WHAT YOU SHOULD DO
Which lines of the records below contain the word "rating"? Report each of them in full.

Segment Start: INFORMATION GIVEN

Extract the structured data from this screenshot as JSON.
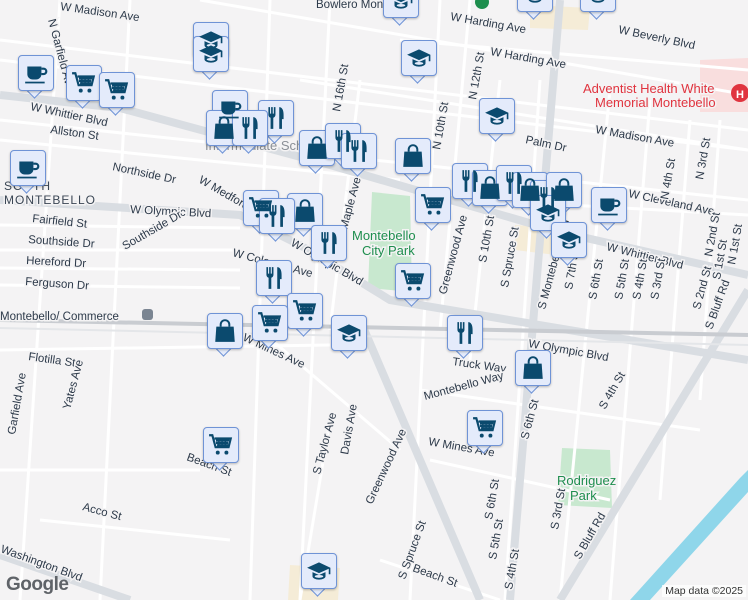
{
  "map": {
    "logo": "Google",
    "attribution": "Map data ©2025",
    "places": {
      "park1": "Montebello",
      "park1b": "City Park",
      "park2": "Rodriguez",
      "park2b": "Park",
      "hospital1": "Adventist Health White",
      "hospital2": "Memorial Montebello",
      "bowling": "Bowlero Montebello",
      "area1": "SOUTH",
      "area2": "MONTEBELLO",
      "station": "Montebello/ Commerce",
      "school_lbl": "Intermediate School"
    },
    "streets": [
      "W Madison Ave",
      "N Garfield Ave",
      "W Whittier Blvd",
      "Allston St",
      "Northside Dr",
      "W Olympic Blvd",
      "Fairfield St",
      "Southside Dr",
      "Southside Dr",
      "Hereford Dr",
      "Ferguson Dr",
      "W Medford Ave",
      "W Coleman Ave",
      "W Olympic Blvd",
      "Maple Ave",
      "N 16th St",
      "W Harding Ave",
      "W Beverly Blvd",
      "W Harding Ave",
      "N 12th St",
      "Palm Dr",
      "W Madison Ave",
      "W Cleveland Ave",
      "W Whittier Blvd",
      "Greenwood Ave",
      "S 10th St",
      "S Spruce St",
      "S Montebello Blvd",
      "S 7th St",
      "S 6th St",
      "S 5th St",
      "S 4th St",
      "S 3rd St",
      "S 2nd St",
      "S 1st St",
      "N 4th St",
      "N 3rd St",
      "N 2nd St",
      "N 1st St",
      "S Bluff Rd",
      "W Olympic Blvd",
      "Truck Way",
      "Montebello Way",
      "W Mines Ave",
      "S 4th St",
      "Flotilla St",
      "Garfield Ave",
      "Yates Ave",
      "W Mines Ave",
      "S Taylor Ave",
      "Davis Ave",
      "Greenwood Ave",
      "Beach St",
      "Acco St",
      "Washington Blvd",
      "S Spruce St",
      "Beach St",
      "S 6th St",
      "S 5th St",
      "S 4th St",
      "S 3rd St",
      "S Bluff Rd",
      "S 6th St",
      "N 10th St"
    ],
    "marker_types": [
      "school-icon",
      "cart-icon",
      "cup-icon",
      "food-icon",
      "shop-icon"
    ],
    "colors": {
      "marker_fill": "#e4ebfb",
      "marker_border": "#6f93d6",
      "icon": "#0b4a6e",
      "park": "#c8e8cf",
      "water": "#8fd6ea",
      "hospital": "#f9dede"
    }
  }
}
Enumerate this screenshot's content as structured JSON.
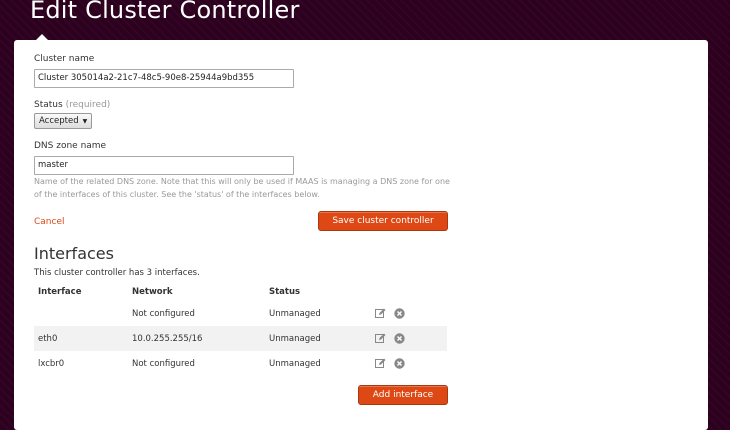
{
  "page": {
    "title": "Edit Cluster Controller"
  },
  "form": {
    "cluster_name_label": "Cluster name",
    "cluster_name_value": "Cluster 305014a2-21c7-48c5-90e8-25944a9bd355",
    "status_label": "Status",
    "status_required": "(required)",
    "status_value": "Accepted",
    "dns_zone_label": "DNS zone name",
    "dns_zone_value": "master",
    "dns_help": "Name of the related DNS zone. Note that this will only be used if MAAS is managing a DNS zone for one of the interfaces of this cluster. See the 'status' of the interfaces below.",
    "cancel_label": "Cancel",
    "save_label": "Save cluster controller"
  },
  "interfaces": {
    "title": "Interfaces",
    "summary": "This cluster controller has 3 interfaces.",
    "columns": [
      "Interface",
      "Network",
      "Status"
    ],
    "rows": [
      {
        "interface": "",
        "network": "Not configured",
        "status": "Unmanaged"
      },
      {
        "interface": "eth0",
        "network": "10.0.255.255/16",
        "status": "Unmanaged"
      },
      {
        "interface": "lxcbr0",
        "network": "Not configured",
        "status": "Unmanaged"
      }
    ],
    "add_label": "Add interface"
  },
  "colors": {
    "accent": "#dd4814",
    "background": "#2c001e"
  },
  "icons": {
    "edit": "edit-icon",
    "delete": "delete-icon",
    "dropdown": "chevron-down-icon"
  }
}
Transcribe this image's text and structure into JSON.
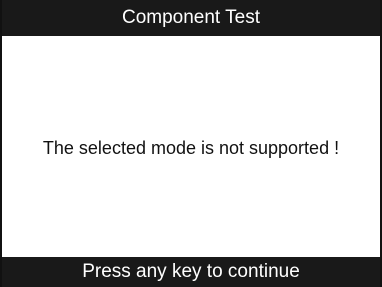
{
  "header": {
    "title": "Component Test"
  },
  "main": {
    "message": "The selected mode is not supported !"
  },
  "footer": {
    "prompt": "Press any key to continue"
  },
  "colors": {
    "bar_background": "#191919",
    "bar_text": "#ffffff",
    "screen_background": "#ffffff",
    "message_text": "#111111"
  }
}
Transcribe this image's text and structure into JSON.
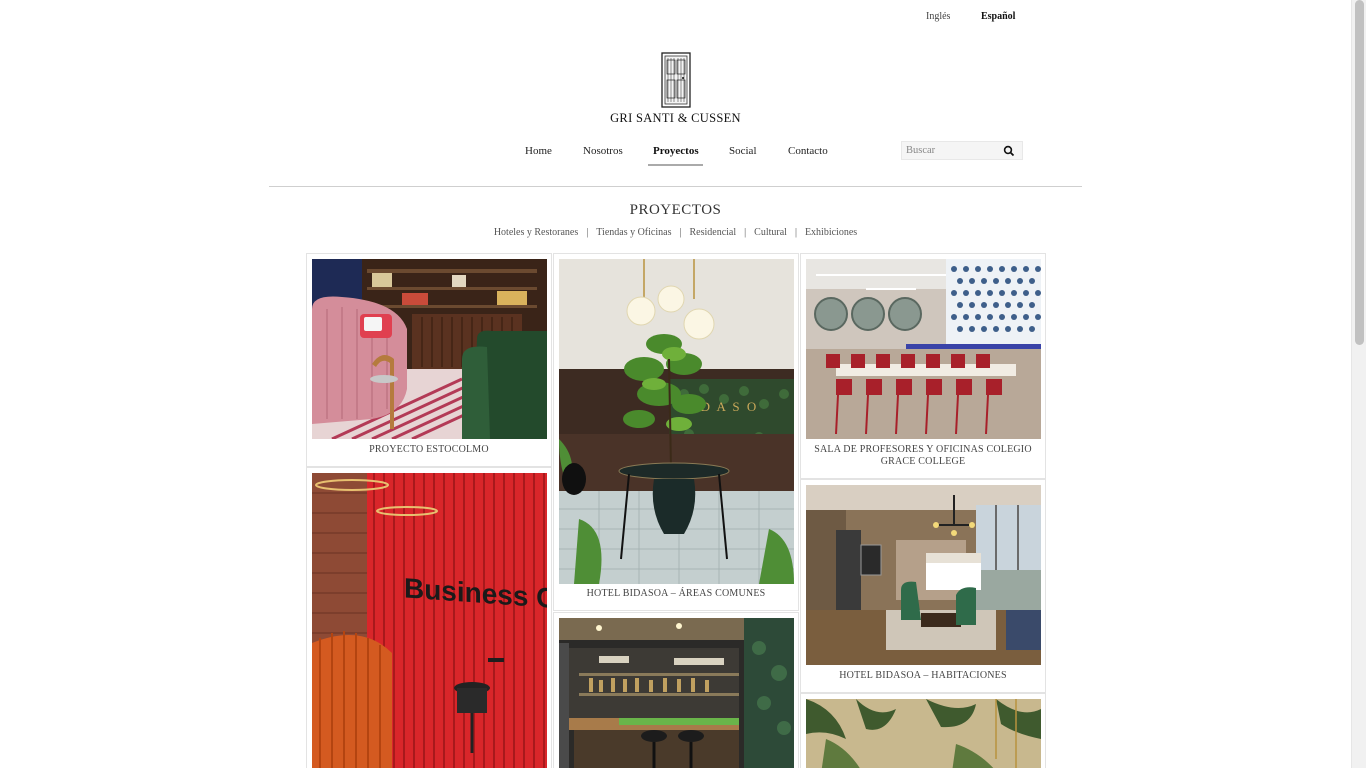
{
  "language": {
    "english": "Inglés",
    "spanish": "Español",
    "active": "Español"
  },
  "brand": {
    "name": "GRI SANTI & CUSSEN",
    "logo_icon": "door-icon"
  },
  "nav": {
    "items": [
      "Home",
      "Nosotros",
      "Proyectos",
      "Social",
      "Contacto"
    ],
    "active": "Proyectos"
  },
  "search": {
    "placeholder": "Buscar",
    "value": "",
    "icon": "search-icon"
  },
  "section": {
    "title": "PROYECTOS",
    "filters": [
      "Hoteles y Restoranes",
      "Tiendas y Oficinas",
      "Residencial",
      "Cultural",
      "Exhibiciones"
    ],
    "separator": "|"
  },
  "projects": [
    {
      "title": "PROYECTO ESTOCOLMO"
    },
    {
      "title": ""
    },
    {
      "title": "HOTEL BIDASOA – ÁREAS COMUNES"
    },
    {
      "title": ""
    },
    {
      "title": "SALA DE PROFESORES Y OFICINAS COLEGIO GRACE COLLEGE"
    },
    {
      "title": "HOTEL BIDASOA – HABITACIONES"
    },
    {
      "title": ""
    }
  ],
  "image_texts": {
    "business_center_sign": "Business Cent"
  },
  "colors": {
    "background": "#ffffff",
    "text": "#333333",
    "rule": "#cfcfcf",
    "nav_active_underline": "#aaaaaa"
  }
}
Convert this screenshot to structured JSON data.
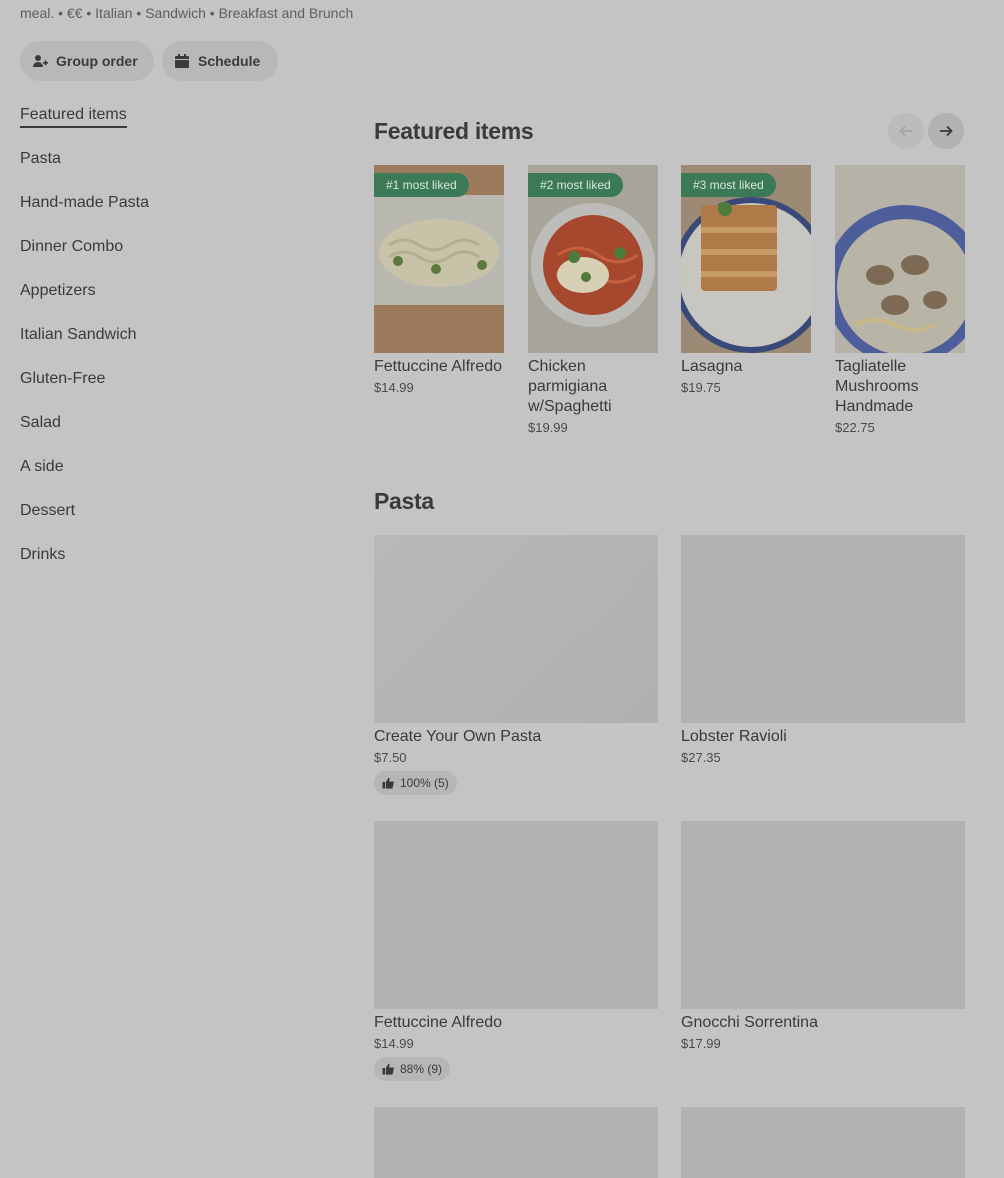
{
  "header": {
    "subtitle": "meal. • €€ • Italian • Sandwich • Breakfast and Brunch",
    "group_order_label": "Group order",
    "schedule_label": "Schedule"
  },
  "sidebar": {
    "items": [
      {
        "label": "Featured items"
      },
      {
        "label": "Pasta"
      },
      {
        "label": "Hand-made Pasta"
      },
      {
        "label": "Dinner Combo"
      },
      {
        "label": "Appetizers"
      },
      {
        "label": "Italian Sandwich"
      },
      {
        "label": "Gluten-Free"
      },
      {
        "label": "Salad"
      },
      {
        "label": "A side"
      },
      {
        "label": "Dessert"
      },
      {
        "label": "Drinks"
      }
    ]
  },
  "featured": {
    "title": "Featured items",
    "items": [
      {
        "badge": "#1 most liked",
        "name": "Fettuccine Alfredo",
        "price": "$14.99"
      },
      {
        "badge": "#2 most liked",
        "name": "Chicken parmigiana w/Spaghetti",
        "price": "$19.99"
      },
      {
        "badge": "#3 most liked",
        "name": "Lasagna",
        "price": "$19.75"
      },
      {
        "badge": "",
        "name": "Tagliatelle Mushrooms Handmade",
        "price": "$22.75"
      }
    ]
  },
  "pasta": {
    "title": "Pasta",
    "items": [
      {
        "name": "Create Your Own Pasta",
        "price": "$7.50",
        "rating": "100% (5)"
      },
      {
        "name": "Lobster Ravioli",
        "price": "$27.35",
        "rating": ""
      },
      {
        "name": "Fettuccine Alfredo",
        "price": "$14.99",
        "rating": "88% (9)"
      },
      {
        "name": "Gnocchi Sorrentina",
        "price": "$17.99",
        "rating": ""
      }
    ]
  },
  "colors": {
    "overlay": "#c4c4c4",
    "badge_green": "#3c7a57"
  }
}
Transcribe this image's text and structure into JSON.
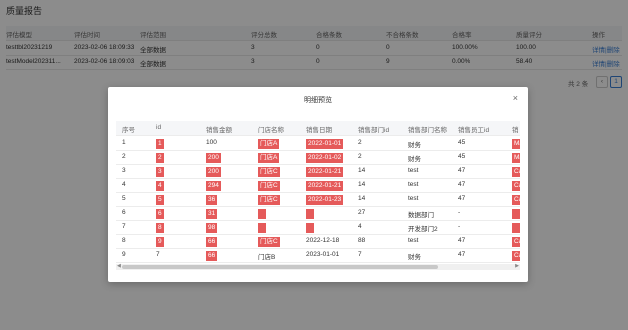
{
  "page": {
    "title": "质量报告"
  },
  "background_table": {
    "headers": [
      "评估模型",
      "评估时间",
      "评估范围",
      "评分总数",
      "合格条数",
      "不合格条数",
      "合格率",
      "质量评分",
      "操作"
    ],
    "rows": [
      [
        "testtbl20231219",
        "2023-02-06 18:09:33",
        "全部数据",
        "3",
        "0",
        "0",
        "100.00%",
        "100.00",
        "详情|删除"
      ],
      [
        "testModel202311...",
        "2023-02-06 18:09:03",
        "全部数据",
        "3",
        "0",
        "9",
        "0.00%",
        "58.40",
        "详情|删除"
      ]
    ]
  },
  "pagination": {
    "total": "共 2 条",
    "prev": "‹",
    "page": "1"
  },
  "modal": {
    "title": "明细预览",
    "close": "×",
    "columns": [
      "序号",
      "id",
      "销售金额",
      "门店名称",
      "销售日期",
      "销售部门id",
      "销售部门名称",
      "销售员工id",
      "销"
    ],
    "rows": [
      {
        "cells": [
          "1",
          "1",
          "100",
          "门店A",
          "2022-01-01",
          "2",
          "财务",
          "45",
          "Ma"
        ],
        "red": [
          1,
          3,
          4,
          8
        ]
      },
      {
        "cells": [
          "2",
          "2",
          "200",
          "门店A",
          "2022-01-02",
          "2",
          "财务",
          "45",
          "Ma"
        ],
        "red": [
          1,
          2,
          3,
          4,
          8
        ]
      },
      {
        "cells": [
          "3",
          "3",
          "200",
          "门店C",
          "2022-01-21",
          "14",
          "test",
          "47",
          "Ca"
        ],
        "red": [
          1,
          2,
          3,
          4,
          8
        ]
      },
      {
        "cells": [
          "4",
          "4",
          "294",
          "门店C",
          "2022-01-21",
          "14",
          "test",
          "47",
          "Ca"
        ],
        "red": [
          1,
          2,
          3,
          4,
          8
        ]
      },
      {
        "cells": [
          "5",
          "5",
          "36",
          "门店C",
          "2022-01-23",
          "14",
          "test",
          "47",
          "Ca"
        ],
        "red": [
          1,
          2,
          3,
          4,
          8
        ]
      },
      {
        "cells": [
          "6",
          "6",
          "31",
          "",
          "",
          "27",
          "数据部门",
          "-",
          ""
        ],
        "red": [
          1,
          2,
          3,
          4,
          8
        ]
      },
      {
        "cells": [
          "7",
          "8",
          "98",
          "",
          "",
          "4",
          "开发部门2",
          "-",
          ""
        ],
        "red": [
          1,
          2,
          3,
          4,
          8
        ]
      },
      {
        "cells": [
          "8",
          "9",
          "66",
          "门店C",
          "2022-12-18",
          "88",
          "test",
          "47",
          "Ca"
        ],
        "red": [
          1,
          2,
          3,
          8
        ]
      },
      {
        "cells": [
          "9",
          "7",
          "66",
          "门店B",
          "2023-01-01",
          "7",
          "财务",
          "47",
          "Ca"
        ],
        "red": [
          2,
          8
        ]
      }
    ]
  },
  "colors": {
    "accent": "#3a7fd5",
    "error": "#e55a5a",
    "overlay": "rgba(0,0,0,0.45)"
  }
}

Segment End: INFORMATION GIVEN

THE ANSWER
        "rating": "100% (5)"
        "rating": ""
        "rating": "88% (9)"
        "rating": ""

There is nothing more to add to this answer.